(Interface dataset entries)
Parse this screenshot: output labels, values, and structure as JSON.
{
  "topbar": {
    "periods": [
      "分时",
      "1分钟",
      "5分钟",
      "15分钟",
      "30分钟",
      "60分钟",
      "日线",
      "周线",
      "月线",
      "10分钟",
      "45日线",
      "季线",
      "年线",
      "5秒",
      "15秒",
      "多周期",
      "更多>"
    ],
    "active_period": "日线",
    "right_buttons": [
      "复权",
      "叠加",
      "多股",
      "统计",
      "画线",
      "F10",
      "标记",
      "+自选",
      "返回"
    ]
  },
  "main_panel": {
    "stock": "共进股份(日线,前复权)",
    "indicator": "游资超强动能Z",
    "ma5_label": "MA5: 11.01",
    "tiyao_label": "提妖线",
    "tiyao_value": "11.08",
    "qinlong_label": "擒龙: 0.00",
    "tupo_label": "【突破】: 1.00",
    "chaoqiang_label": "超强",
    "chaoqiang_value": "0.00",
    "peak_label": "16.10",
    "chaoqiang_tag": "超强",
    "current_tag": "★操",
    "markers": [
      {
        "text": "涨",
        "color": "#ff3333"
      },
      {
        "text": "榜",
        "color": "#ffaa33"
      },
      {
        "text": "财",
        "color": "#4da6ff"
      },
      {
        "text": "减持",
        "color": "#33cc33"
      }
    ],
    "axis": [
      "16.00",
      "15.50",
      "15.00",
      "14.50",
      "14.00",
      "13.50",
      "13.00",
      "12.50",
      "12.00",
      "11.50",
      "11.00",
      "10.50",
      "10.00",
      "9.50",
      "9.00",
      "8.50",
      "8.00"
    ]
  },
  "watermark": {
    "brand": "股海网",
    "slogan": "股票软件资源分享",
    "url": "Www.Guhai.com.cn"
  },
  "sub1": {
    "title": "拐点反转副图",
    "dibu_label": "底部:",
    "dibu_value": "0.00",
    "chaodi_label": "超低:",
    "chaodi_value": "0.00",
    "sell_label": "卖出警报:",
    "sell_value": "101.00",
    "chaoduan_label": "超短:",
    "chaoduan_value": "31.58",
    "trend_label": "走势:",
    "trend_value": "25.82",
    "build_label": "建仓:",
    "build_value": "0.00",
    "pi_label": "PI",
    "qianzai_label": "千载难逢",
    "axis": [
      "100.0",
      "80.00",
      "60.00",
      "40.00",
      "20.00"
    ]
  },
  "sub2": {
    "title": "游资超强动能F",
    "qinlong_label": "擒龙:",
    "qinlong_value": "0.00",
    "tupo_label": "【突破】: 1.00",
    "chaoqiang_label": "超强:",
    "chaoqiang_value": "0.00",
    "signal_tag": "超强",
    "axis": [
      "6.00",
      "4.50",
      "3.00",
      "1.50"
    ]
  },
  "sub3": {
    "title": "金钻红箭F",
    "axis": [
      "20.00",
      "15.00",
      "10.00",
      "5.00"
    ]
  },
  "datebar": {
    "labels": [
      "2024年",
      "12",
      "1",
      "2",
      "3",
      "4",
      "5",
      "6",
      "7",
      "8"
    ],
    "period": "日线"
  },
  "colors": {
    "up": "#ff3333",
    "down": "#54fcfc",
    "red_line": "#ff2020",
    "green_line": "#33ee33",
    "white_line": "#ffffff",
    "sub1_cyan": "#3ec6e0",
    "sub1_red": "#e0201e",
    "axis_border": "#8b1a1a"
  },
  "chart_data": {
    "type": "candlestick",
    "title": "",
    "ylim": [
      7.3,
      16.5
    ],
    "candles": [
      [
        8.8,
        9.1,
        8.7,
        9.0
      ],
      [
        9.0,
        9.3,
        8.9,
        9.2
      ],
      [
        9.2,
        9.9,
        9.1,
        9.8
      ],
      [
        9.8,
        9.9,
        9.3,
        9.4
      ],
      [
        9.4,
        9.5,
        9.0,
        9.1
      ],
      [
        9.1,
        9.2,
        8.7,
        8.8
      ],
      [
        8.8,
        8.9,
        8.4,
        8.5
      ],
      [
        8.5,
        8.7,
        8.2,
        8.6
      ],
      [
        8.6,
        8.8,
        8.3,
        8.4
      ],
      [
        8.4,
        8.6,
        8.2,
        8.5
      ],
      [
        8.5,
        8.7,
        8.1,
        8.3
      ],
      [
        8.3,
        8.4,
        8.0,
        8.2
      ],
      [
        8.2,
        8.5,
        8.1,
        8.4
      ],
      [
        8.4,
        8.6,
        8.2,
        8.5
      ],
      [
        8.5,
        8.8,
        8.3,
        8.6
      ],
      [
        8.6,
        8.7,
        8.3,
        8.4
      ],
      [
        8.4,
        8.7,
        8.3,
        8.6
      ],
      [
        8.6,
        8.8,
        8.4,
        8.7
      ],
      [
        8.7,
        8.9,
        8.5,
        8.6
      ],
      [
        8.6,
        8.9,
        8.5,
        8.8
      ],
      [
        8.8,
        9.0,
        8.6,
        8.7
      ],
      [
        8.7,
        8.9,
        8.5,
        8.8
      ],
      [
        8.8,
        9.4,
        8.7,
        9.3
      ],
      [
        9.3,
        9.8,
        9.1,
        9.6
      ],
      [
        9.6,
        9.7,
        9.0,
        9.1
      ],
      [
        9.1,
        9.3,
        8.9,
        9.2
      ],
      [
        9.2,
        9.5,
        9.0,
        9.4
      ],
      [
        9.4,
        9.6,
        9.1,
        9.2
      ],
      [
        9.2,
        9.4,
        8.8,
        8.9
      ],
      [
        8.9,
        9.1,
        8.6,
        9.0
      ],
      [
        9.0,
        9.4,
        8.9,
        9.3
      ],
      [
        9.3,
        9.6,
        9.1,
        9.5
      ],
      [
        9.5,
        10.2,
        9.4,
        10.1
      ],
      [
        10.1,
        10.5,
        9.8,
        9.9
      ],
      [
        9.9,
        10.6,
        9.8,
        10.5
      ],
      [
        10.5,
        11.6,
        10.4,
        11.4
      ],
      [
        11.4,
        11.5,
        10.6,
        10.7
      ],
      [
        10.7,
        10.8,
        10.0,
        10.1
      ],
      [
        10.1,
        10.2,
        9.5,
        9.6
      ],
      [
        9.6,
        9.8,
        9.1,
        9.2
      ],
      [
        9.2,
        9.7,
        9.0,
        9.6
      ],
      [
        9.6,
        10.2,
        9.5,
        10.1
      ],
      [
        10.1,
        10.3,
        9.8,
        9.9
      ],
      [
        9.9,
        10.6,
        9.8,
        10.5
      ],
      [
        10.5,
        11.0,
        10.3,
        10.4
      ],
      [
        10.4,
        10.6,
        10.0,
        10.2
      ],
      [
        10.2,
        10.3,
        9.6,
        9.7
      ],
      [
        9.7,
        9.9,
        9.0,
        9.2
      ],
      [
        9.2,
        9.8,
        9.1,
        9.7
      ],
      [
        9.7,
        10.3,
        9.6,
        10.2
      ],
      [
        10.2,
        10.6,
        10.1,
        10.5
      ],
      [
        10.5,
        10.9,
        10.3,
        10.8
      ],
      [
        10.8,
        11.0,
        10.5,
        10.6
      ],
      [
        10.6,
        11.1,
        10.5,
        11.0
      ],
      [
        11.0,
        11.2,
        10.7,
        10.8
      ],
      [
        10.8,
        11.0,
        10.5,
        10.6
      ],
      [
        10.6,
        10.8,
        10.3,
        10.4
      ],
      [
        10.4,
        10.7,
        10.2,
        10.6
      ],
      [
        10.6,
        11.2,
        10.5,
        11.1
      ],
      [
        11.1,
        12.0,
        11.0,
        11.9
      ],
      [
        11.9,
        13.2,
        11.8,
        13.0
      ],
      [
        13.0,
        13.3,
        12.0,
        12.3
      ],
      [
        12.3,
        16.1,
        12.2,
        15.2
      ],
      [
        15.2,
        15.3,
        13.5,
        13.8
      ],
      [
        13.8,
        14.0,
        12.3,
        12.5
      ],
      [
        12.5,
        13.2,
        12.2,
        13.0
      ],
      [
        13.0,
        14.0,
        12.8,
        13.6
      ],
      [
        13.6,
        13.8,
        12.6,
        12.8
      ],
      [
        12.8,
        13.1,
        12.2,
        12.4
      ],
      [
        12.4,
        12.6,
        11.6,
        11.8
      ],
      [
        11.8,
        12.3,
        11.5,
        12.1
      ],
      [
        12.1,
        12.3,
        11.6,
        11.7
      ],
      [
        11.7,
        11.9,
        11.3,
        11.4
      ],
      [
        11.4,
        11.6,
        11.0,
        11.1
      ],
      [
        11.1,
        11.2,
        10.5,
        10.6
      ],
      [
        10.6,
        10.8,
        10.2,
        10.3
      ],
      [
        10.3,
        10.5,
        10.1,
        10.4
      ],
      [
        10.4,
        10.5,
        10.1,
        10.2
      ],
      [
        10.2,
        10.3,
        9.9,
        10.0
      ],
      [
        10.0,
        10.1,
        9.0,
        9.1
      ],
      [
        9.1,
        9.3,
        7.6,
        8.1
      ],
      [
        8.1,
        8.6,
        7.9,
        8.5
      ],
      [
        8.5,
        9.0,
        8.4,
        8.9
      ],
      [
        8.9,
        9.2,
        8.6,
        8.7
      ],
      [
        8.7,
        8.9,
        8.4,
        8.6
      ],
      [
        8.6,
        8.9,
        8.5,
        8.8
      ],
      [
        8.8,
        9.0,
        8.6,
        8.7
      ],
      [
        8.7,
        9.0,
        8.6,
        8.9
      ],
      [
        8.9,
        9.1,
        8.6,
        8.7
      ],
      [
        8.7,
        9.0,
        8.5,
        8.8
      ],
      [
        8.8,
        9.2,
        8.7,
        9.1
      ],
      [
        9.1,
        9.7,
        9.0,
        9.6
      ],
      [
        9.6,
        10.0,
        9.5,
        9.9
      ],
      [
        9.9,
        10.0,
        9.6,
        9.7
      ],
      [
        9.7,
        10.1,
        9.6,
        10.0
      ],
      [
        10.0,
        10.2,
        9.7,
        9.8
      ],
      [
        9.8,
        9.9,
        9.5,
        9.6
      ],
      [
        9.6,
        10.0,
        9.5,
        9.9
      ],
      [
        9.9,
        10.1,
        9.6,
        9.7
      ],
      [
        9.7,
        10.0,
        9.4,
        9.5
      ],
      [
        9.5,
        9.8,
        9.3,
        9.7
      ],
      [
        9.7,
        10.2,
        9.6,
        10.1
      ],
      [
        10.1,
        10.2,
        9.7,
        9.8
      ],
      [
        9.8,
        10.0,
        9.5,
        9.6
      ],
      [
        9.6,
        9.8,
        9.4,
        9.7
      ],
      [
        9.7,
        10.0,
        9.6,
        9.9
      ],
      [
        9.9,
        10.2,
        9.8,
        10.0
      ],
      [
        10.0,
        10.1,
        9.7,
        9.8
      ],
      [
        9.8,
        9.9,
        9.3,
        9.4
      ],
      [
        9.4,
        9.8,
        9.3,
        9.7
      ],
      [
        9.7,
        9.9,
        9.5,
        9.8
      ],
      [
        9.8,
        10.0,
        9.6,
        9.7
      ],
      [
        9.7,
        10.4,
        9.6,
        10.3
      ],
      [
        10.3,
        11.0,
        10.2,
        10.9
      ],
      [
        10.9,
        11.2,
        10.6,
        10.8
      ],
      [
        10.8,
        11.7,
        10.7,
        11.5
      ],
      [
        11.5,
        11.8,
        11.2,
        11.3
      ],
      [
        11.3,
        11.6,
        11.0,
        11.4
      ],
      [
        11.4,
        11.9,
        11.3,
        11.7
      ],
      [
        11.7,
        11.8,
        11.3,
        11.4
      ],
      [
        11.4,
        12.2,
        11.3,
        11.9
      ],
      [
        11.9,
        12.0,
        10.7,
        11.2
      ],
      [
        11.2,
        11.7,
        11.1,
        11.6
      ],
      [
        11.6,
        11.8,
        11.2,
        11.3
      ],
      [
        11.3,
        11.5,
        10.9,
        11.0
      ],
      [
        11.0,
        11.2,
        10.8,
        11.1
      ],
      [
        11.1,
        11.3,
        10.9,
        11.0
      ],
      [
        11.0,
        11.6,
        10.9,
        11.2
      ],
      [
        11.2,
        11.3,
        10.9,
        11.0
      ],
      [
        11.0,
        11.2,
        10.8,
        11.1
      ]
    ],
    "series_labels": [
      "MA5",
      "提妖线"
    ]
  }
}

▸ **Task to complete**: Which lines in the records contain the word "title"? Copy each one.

▸ **Exercise response**:
    "title": "拐点反转副图",
    "title": "游资超强动能F",
    "title": "金钻红箭F",
    "title": "",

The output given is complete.